In Depression-era Kentucky, people needed jobs. Roosevelt's New Deal programs did just that, funding hundreds of labor projects, from road construction and forest conservation to cultural programs in music, art, and history. Archaeological research, too, provided much needed jobs. These projects transformed Kentucky's prehistoric mounds and village sites into work opportunities for thousands of otherwise jobless Kentuckians through the Works Progress Administration's (WPA) archaeology program.
Kentucky's Depression-era archaeology program was much more than the jobs it created, and this program explores its diverse legacies. WPA archaeology laid the foundation for today's understanding of Kentucky's diverse prehistoric American Indian cultures. The colorful Dr. William S. Webb, a stern University of Kentucky physics professor, administered the program and some of America's best and brightest young archaeologists supervised the work. Throughout this program, former WPA archaeologist Mr. John B. Elliott describes what it was like to work on these projects. Dr. Lathel F. Duffield, former University of Kentucky Anthropology professor and member of the Cherokee Nation of Oklahoma places the program in historical and cultural context, and explains why today, not all indigenous peoples consider the legacy of WPA archaeology a positive one.
This program is lavishly illustrated with period black and white film footage and still photographs, some of which have never been seen before.

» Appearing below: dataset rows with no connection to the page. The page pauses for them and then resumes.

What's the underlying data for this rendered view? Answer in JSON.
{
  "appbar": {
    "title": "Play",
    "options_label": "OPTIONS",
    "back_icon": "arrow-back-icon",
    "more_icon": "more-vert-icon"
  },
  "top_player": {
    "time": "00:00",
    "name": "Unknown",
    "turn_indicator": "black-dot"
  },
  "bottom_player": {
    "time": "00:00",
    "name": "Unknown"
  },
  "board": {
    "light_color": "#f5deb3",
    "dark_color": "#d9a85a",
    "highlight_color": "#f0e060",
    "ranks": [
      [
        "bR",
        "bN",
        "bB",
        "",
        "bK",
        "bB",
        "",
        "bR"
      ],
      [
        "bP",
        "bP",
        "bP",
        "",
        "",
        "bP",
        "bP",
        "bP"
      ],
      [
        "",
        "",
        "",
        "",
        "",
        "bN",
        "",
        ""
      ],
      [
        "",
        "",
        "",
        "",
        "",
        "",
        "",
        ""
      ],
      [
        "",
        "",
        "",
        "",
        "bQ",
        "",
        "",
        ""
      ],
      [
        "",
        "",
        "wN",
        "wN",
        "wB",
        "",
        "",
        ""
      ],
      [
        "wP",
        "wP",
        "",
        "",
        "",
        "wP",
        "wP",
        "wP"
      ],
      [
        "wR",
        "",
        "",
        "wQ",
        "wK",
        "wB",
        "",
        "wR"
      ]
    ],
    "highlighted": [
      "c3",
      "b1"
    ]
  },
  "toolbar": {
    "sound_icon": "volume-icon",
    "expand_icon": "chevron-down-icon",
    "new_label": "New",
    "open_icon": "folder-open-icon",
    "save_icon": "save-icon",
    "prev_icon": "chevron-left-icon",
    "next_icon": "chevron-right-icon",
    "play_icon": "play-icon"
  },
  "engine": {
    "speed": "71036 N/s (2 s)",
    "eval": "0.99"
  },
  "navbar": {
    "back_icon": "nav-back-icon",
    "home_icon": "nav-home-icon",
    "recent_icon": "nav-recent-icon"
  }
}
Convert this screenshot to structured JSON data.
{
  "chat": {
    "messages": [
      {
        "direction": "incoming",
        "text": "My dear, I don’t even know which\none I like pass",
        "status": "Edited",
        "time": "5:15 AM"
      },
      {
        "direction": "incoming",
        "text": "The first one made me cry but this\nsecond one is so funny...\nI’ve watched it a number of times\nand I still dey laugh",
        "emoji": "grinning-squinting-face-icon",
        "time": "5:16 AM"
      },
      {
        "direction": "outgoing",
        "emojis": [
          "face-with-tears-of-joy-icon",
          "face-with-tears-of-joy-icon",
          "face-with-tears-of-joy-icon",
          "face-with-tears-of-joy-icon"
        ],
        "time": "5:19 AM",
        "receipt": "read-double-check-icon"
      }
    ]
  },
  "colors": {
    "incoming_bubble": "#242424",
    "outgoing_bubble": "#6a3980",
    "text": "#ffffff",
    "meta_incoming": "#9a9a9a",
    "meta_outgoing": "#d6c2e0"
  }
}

Also included are rich color photographs of a variety of prehistoric artifacts, many of which were recovered during the WPA excavations, that illustrate the diversity of Kentucky's prehistoric past.